A year ago the property was taken off the real estate market and the group was given two years to raise the money to purchase the land. So far through local events and donations the group has raised about $10,000 for the land purchase. Now they are looking to grants to pay a bigger chunk of the price. If the citizens group is successful in their bid, the land will become part of the Greater Peninsula Conservancy.

It is hoped as time goes on there will be some assistance from local government to purchase the land, members said.

The second objective of the Miller Bay Citizens Action Group will be to support the state and county in the “Smart Growth” approach to development.

During the past 10 years, Holdcroft said, the population of the Miller Bay watershed has increased by 30 percent.

“The pressure of man-made development is destroying the bay’s water quality and marine life, particularly its fisheries and shellfish resources,” he said.

The members there voted to join forces with the West Sound Conservation Alliance, which is still in its infancy. The alliance held its first meeting in August to sort out a mission statement. Its survival and effectiveness depends on other small environmental groups to join. Groups such as Cutthroats of Carpenter Creek, League of Women Voters, Association of Rural Residents of Kitsap County and others have already expressed interest. Miller Bay members supported the idea saying the alliance would offer a forum to discuss a broad range of issues.

The group also plans to initiate more nearshore habitat activities modeled after the Liberty Bay Nearshore Habitat Project. Members were asked to consider becoming Miller Bay Beach Stewards and given a list of proposed duties.

Sara Simrell of the Kitsap County Department of Community Development also presented information about salmon and the Endangered Species Act.

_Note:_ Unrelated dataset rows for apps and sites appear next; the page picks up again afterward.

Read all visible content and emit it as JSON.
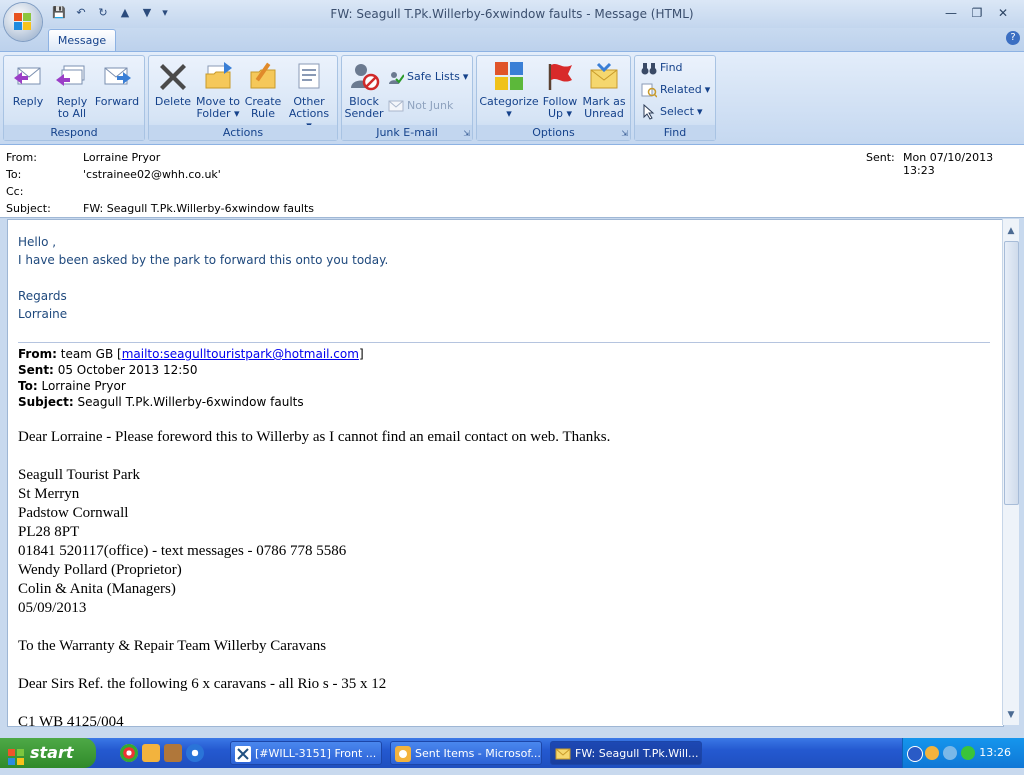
{
  "window": {
    "title": "FW: Seagull T.Pk.Willerby-6xwindow faults - Message (HTML)",
    "tab": "Message"
  },
  "ribbon": {
    "respond": {
      "label": "Respond",
      "reply": "Reply",
      "reply_all_1": "Reply",
      "reply_all_2": "to All",
      "forward": "Forward"
    },
    "actions": {
      "label": "Actions",
      "delete": "Delete",
      "move_1": "Move to",
      "move_2": "Folder",
      "create_1": "Create",
      "create_2": "Rule",
      "other_1": "Other",
      "other_2": "Actions"
    },
    "junk": {
      "label": "Junk E-mail",
      "block_1": "Block",
      "block_2": "Sender",
      "safe_lists": "Safe Lists",
      "not_junk": "Not Junk"
    },
    "options": {
      "label": "Options",
      "categorize": "Categorize",
      "follow_1": "Follow",
      "follow_2": "Up",
      "mark_1": "Mark as",
      "mark_2": "Unread"
    },
    "find": {
      "label": "Find",
      "find": "Find",
      "related": "Related",
      "select": "Select"
    }
  },
  "header": {
    "from_label": "From:",
    "from": "Lorraine Pryor",
    "to_label": "To:",
    "to": "'cstrainee02@whh.co.uk'",
    "cc_label": "Cc:",
    "cc": "",
    "subject_label": "Subject:",
    "subject": "FW: Seagull T.Pk.Willerby-6xwindow faults",
    "sent_label": "Sent:",
    "sent": "Mon 07/10/2013 13:23"
  },
  "body": {
    "intro": [
      "Hello ,",
      "I have been asked by the park to forward this onto you today.",
      "Regards",
      "Lorraine"
    ],
    "forwarded": {
      "from_label": "From:",
      "from_name": "team GB [",
      "from_link": "mailto:seagulltouristpark@hotmail.com",
      "from_end": "]",
      "sent_label": "Sent:",
      "sent": "05 October 2013 12:50",
      "to_label": "To:",
      "to": "Lorraine Pryor",
      "subject_label": "Subject:",
      "subject": "Seagull T.Pk.Willerby-6xwindow faults"
    },
    "lines": [
      "Dear Lorraine - Please foreword this to Willerby as I cannot find an email contact on web. Thanks.",
      "Seagull Tourist Park",
      "St Merryn",
      "Padstow Cornwall",
      "PL28 8PT",
      "01841 520117(office) - text messages - 0786 778 5586",
      "Wendy Pollard (Proprietor)",
      "Colin & Anita (Managers)",
      "05/09/2013",
      "To the Warranty & Repair Team Willerby Caravans",
      "Dear Sirs  Ref. the following 6 x caravans - all Rio s - 35 x 12",
      "C1     WB 4125/004"
    ]
  },
  "taskbar": {
    "start": "start",
    "items": [
      "[#WILL-3151] Front ...",
      "Sent Items - Microsof...",
      "FW: Seagull T.Pk.Will..."
    ],
    "clock": "13:26"
  },
  "colors": {
    "ribbon_bg": "#dbe7f6",
    "body_text_blue": "#1f497d",
    "taskbar_blue": "#2459d0",
    "start_green": "#3a9a34"
  }
}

We encourage an open exchange of ideas on this story's topic, but we ask you to follow our guidelines for respecting community standards. Personal attacks, inappropriate language, and off-topic comments may be removed, and comment privileges revoked, per our Terms of Use. Please see our FAQ if you have questions or concerns about using Facebook to comment.
blog comments powered by Disqus

Read the latest Green Edition

Browse the print edition page by page, including stories and ads.

Jul 25 edition online now. Browse the archives.